No Stinking Plan?
Without an Exit Plan, business owners could
end up with a “Value Gap”. Most retiring business owners
expect that their financial needs will be met when they sell their companies.
Unfortunately, that is not always the case!
Business owners should have a
business valuation performed by an independent professional and then create an “Exit
Plan” to close the value gap if one exits.
A well designed Exit Plan
should achieve the following objectives:
·The price you want – If the business’s current financial
picture doesn’t match the owners expectations, one or the other has to be
adjusted. Unfortunately, many businesses sell for a lot less than the owner
wants or needs. Positioning your business for as sale in 3-5 years will allow
you the time to properly execute the plans necessary to build value.
·A successful closing – It’s unfortunate but in the world of
business transactions, many business sales do not close. The reasons for failed
transactions are countless such as mistrust, miscommunication, due diligence, overzealous
advisors or simply a buyer or seller dislike for one another. The best
way to avoid these hazards, and many of the others standing in the way of a
fast and reliable close, is to become a highly valuable acquisition opportunity
·Produce multiple buyers - Don’t fall into the
trap of focusing all your efforts on a single potential acquirer for your business—no
matter how attractive they may seem.Attracting
a variety of buyers to a business acquisition is at the heart of maximizing
value. If a buyer knows he is the sole interested party, he can control
negotiations. But when there are a number of interested parties, the sale
process remains in the seller's control—which drives the price up.
·Protect legacy and loyalty – It’s usually not just about the money. A
buyer who is a good cultural fit, one who will protect the jobs of key
employees, provide key employees career building opportunities, and have similar
values are just of few things that owners consider when selling their
business.By strategically positioning
your business for sale you can effectively choose the best fit, which may not
be the highest offer.
The rewards are
high when you plan in advance.With an
effective plan business owners will dramatically improve the likelihood of future
success for the business.Plus, planning
helps protect owners from the things they don’t expect and preserves personal
wealth, estate and the business before a transfer is made. Building an exit

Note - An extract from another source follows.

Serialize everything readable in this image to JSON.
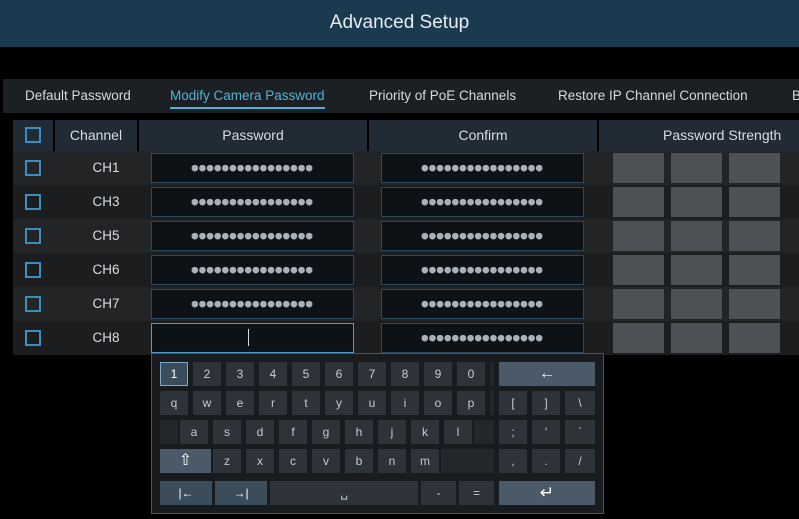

plan should begin the day you start your business, however, it’s never too late
Do you have a small business question
you would like answered about this article or others?
Bill Sivell is a Business Broker with VR
Windsor Inc. [www.vrwindsor.com]
519-903-7807, which sells businesses to buyers across Canada and around the
world. His 14-year career includes diverse senior management positions in
marketing, advertising, sales management and operations management. His blog
appears every Tuesday.